"Bob White! Bob White! I bid the world good cheer!
Bob White! Bob White! I whistle loud and clear!"
T HAT very same morning Bob White had taken it into his head to come over to live not very far from the dear Old Briar-patch where Peter Rabbit lives. Of course, Peter didn't know that Bob had come over there to live. For that matter, I doubt if Bob White knew it himself. He just happened over that way and liked it, and so finally he made up his mind to look about there for a place to make his home.
Now Peter Rabbit had known Bob White for a long time. Peter, in his roaming about, had met Bob a number of times, and they had passed the time of day. Whenever Peter had heard Bob whistling within a reasonable distance he had made it a point to call on him. Bob is such a cheery fellow that somehow Peter always felt better for just a word or two with him. So when Bob began to whistle that spring morning Peter hurried over, lipperty-lipperty-lip, to call. He didn't have far to go, for Bob was sitting on a fence-post just a little way from the dear Old Briar-patch.
"Good morning," said Peter. "You seem to be very cheerful this morning."
"Why not?" replied Bob White. "I'm always cheerful. It's the only way to get along in this world."
"It must be that you don't have much to worry about," retorted Peter. "Now if you had to run for your life as often as I have to, perhaps you wouldn't find it so easy to be always cheerful."
Bob White's bright little eyes twinkled. "The trouble with a lot of people is that they think that no one has worries but themselves," said he. "Now there is Reddy Fox coming this way. What do you suppose he is coming for?"
"For me!" exclaimed Peter promptly, preparing to scamper back to the Old Briar-patch.
"Nothing of the kind," replied Bob White. "Don't think you are so important, Peter. He doesn't know you are over here at all. He has heard me whistling, and he's coming to see if he can't give me a little surprise. It's me and not you he is after. What's your hurry, Peter?"
"I—I think I'd better be going; I'll call again when you haven't other visitors," shouted Peter over his shoulder.

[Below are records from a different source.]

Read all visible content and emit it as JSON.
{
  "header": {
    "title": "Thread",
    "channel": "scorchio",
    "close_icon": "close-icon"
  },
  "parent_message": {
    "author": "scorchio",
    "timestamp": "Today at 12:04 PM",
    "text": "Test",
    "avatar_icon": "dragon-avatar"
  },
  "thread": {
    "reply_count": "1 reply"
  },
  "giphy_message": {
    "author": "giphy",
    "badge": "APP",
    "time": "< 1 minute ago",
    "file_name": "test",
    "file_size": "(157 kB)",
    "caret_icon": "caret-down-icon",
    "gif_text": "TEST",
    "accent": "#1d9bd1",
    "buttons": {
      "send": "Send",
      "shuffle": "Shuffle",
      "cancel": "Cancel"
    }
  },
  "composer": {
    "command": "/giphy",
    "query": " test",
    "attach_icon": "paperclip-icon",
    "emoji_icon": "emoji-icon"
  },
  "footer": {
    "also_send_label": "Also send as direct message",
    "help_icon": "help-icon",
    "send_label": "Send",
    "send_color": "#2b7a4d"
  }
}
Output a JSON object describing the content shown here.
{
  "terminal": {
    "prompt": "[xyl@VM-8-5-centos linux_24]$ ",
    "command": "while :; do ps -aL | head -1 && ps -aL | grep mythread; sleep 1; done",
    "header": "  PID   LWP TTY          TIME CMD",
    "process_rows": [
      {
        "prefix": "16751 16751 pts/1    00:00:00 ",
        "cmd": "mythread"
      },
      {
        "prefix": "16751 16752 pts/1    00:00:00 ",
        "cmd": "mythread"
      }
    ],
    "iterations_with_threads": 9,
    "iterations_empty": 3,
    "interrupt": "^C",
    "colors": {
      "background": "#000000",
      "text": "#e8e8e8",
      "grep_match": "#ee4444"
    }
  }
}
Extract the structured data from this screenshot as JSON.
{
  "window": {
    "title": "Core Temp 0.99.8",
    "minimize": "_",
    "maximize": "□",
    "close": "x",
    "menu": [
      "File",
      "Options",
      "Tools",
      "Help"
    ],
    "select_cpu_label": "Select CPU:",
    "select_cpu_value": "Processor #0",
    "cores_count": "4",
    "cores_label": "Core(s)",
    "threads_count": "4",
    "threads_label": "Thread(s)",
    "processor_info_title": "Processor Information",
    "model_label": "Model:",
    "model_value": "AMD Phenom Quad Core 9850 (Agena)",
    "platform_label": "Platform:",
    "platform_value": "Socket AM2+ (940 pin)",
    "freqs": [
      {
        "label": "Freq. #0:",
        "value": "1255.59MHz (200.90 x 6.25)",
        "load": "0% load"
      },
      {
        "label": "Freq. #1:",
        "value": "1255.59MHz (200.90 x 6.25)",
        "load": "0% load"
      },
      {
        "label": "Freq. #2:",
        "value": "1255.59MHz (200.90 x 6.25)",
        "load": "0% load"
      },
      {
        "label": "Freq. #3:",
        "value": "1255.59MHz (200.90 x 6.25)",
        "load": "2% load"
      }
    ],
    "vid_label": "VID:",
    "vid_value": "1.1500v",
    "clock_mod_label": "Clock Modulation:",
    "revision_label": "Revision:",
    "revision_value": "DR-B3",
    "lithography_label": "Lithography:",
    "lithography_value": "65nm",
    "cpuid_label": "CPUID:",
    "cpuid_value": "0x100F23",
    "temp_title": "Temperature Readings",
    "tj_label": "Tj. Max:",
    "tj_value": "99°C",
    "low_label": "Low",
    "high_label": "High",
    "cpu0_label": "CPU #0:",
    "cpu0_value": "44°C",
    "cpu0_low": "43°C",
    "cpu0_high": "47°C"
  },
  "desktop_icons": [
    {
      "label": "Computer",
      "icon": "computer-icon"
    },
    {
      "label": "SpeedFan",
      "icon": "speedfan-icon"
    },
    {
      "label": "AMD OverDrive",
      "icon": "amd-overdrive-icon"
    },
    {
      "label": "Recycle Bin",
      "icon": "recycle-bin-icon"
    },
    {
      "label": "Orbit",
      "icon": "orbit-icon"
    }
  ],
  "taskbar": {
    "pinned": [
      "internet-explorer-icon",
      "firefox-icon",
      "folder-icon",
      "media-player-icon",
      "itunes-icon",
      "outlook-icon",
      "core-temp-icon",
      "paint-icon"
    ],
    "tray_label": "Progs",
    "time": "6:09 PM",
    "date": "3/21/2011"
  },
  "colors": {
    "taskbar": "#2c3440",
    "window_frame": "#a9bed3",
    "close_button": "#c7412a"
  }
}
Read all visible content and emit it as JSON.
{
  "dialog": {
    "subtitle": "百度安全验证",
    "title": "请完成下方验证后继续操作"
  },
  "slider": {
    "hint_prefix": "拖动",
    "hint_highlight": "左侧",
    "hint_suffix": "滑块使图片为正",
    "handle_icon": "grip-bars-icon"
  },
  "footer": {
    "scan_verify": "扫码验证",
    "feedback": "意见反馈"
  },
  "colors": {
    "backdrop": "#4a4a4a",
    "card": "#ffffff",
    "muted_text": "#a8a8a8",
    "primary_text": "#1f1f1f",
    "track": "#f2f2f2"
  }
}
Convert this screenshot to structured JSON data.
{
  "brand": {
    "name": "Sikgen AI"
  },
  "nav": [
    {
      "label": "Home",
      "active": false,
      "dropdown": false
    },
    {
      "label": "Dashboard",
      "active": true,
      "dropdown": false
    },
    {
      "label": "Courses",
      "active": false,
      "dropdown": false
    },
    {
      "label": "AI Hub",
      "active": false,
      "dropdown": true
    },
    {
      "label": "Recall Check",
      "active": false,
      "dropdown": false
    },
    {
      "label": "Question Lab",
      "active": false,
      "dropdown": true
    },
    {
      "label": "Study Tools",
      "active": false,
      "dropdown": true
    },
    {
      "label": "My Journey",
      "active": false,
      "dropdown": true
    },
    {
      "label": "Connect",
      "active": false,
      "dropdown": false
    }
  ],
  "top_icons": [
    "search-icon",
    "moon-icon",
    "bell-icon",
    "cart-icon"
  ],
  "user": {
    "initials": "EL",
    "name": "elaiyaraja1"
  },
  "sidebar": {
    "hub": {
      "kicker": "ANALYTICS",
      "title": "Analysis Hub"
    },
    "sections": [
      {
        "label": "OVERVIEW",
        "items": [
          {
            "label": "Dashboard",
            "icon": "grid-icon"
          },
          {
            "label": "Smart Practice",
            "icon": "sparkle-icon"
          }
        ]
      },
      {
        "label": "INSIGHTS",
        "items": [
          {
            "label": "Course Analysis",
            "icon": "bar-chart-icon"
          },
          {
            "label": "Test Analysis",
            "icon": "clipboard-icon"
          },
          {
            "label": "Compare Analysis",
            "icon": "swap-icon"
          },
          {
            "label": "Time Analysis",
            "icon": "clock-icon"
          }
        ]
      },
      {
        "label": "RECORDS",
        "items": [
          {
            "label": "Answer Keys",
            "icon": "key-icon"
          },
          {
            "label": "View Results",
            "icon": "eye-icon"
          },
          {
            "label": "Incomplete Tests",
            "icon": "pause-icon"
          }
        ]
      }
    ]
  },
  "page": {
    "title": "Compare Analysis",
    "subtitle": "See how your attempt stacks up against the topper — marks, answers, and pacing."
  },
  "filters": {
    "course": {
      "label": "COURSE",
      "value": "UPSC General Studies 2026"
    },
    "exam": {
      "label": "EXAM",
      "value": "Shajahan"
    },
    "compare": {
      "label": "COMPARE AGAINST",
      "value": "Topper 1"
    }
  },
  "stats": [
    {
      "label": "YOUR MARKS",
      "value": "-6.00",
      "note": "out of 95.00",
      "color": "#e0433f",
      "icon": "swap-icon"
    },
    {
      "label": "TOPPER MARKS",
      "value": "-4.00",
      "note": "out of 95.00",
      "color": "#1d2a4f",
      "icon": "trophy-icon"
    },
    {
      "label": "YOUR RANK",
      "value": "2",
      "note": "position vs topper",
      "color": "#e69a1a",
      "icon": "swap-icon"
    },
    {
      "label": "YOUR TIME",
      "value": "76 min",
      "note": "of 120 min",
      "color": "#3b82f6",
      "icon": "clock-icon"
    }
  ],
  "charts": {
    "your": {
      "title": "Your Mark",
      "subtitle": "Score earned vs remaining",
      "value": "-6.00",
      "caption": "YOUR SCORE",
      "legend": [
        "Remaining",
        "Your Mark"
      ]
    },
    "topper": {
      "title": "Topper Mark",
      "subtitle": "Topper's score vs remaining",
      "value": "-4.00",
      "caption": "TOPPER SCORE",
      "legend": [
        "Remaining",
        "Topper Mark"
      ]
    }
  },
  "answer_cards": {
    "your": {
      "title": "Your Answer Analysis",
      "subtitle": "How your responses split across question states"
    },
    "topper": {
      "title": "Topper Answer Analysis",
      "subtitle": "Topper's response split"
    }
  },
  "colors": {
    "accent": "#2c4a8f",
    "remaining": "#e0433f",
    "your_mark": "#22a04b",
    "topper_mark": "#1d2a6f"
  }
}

Hardly had Peter reached the dear Old Briar-patch when Reddy Fox reached the fence where Bob White was sitting. "Good morning," said he, trying to make his voice sound as pleasant as he could, "I'm glad to see you over here. I heard you whistling and hurried over here to welcome you. I hope you will like it here so well that you will make your home here."
"That is very nice of you," replied Bob White, his eyes twinkling more than ever, for he knew why Reddy hoped he would make his home there. He knew that Reddy hoped to find that home and make a good dinner on Quail some day. "It is very pleasant over here, and I don't know but I will stay. Everybody seems very neighborly. Peter Rabbit has just called."
Reddy looked about him in a very sly way but with a hungry look in his eyes as he said, "Peter always is neighborly. Is he anywhere about now? I should like to pay my respects to him."
"No," replied Bob White. "Peter left in something of a hurry. Hello! Here comes Old Man Coyote. People certainly are neighborly here. Why, what's your hurry, Reddy?"
"Hello! Here comes Old Man Coyote."
"I have some important matters to attend to over in the Green Forest," replied Reddy, with a hasty glance in the direction of Old Man Coyote. "I hope I'll see you often, Bob White."
"I hope so," replied Bob White politely, and then added under his breath, "but I hope I see you first."